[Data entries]

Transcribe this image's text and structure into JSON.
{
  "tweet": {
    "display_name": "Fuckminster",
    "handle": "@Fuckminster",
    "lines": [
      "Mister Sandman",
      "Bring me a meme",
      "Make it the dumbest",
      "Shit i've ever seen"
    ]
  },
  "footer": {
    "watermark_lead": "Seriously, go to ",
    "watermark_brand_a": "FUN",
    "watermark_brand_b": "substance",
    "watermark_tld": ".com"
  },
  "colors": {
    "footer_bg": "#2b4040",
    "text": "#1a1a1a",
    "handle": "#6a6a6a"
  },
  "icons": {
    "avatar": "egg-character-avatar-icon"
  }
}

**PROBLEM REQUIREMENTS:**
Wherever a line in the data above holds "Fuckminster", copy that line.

**RESPONSE BELOW:**
    "display_name": "Fuckminster",
    "handle": "@Fuckminster",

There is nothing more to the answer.